_Brief:_
All lines of the material that contain "Stats" must be copied out.

_Listed entries:_
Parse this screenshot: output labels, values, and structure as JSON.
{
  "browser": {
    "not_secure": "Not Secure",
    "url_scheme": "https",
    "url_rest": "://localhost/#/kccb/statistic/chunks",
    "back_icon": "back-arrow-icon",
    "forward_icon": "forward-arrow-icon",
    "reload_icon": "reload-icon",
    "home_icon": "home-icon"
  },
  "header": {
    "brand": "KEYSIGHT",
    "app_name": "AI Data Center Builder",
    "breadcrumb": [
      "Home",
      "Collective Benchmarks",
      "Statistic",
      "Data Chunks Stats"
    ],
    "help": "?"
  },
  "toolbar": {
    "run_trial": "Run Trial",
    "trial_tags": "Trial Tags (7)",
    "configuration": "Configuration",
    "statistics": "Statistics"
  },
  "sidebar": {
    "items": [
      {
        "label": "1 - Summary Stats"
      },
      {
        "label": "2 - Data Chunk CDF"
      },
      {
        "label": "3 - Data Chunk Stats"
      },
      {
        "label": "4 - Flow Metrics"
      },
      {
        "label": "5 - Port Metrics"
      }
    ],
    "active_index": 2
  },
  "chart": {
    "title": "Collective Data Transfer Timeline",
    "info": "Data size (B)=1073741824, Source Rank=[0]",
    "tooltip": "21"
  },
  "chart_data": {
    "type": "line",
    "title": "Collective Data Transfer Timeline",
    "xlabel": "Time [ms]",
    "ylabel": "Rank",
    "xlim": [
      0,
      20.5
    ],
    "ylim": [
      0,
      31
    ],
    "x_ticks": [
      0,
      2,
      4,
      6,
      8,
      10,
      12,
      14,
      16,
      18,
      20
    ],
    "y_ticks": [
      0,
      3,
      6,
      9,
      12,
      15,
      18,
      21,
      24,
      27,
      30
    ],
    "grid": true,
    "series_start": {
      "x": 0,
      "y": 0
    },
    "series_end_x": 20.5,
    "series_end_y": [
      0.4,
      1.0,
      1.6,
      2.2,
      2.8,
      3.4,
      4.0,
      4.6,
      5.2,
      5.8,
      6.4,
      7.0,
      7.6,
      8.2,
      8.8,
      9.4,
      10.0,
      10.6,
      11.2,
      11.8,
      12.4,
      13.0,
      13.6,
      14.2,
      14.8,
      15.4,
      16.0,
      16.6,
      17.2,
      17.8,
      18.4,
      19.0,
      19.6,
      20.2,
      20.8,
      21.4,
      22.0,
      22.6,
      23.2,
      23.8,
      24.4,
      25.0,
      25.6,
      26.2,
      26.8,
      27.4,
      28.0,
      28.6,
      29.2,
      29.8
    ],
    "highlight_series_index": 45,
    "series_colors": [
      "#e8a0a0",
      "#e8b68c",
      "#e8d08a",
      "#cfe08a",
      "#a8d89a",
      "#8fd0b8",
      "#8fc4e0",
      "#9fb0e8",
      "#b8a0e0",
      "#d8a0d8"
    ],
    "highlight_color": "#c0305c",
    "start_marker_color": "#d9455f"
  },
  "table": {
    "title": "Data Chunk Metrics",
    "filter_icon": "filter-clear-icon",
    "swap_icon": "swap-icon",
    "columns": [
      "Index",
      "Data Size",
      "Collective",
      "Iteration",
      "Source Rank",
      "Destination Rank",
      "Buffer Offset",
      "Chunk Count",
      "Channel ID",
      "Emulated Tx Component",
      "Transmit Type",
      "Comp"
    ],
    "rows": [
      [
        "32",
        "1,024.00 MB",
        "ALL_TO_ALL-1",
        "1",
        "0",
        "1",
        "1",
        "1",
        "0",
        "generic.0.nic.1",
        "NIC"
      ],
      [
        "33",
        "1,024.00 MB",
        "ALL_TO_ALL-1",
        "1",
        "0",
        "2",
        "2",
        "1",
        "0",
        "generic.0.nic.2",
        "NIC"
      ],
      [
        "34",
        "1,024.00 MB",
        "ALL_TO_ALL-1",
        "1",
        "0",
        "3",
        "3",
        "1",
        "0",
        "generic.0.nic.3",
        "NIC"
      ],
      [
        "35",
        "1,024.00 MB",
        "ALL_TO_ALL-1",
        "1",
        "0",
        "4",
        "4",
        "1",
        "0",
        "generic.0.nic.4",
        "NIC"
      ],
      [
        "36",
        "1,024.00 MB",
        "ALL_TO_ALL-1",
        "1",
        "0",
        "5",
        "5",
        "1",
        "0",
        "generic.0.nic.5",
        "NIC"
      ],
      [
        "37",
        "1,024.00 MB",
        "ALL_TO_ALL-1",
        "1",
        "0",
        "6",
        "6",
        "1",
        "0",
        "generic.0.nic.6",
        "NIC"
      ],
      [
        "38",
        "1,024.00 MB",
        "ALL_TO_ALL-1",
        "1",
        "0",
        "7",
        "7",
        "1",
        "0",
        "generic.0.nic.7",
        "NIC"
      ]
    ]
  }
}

_Result of this task:_
      "Data Chunks Stats"
        "label": "1 - Summary Stats"
        "label": "3 - Data Chunk Stats"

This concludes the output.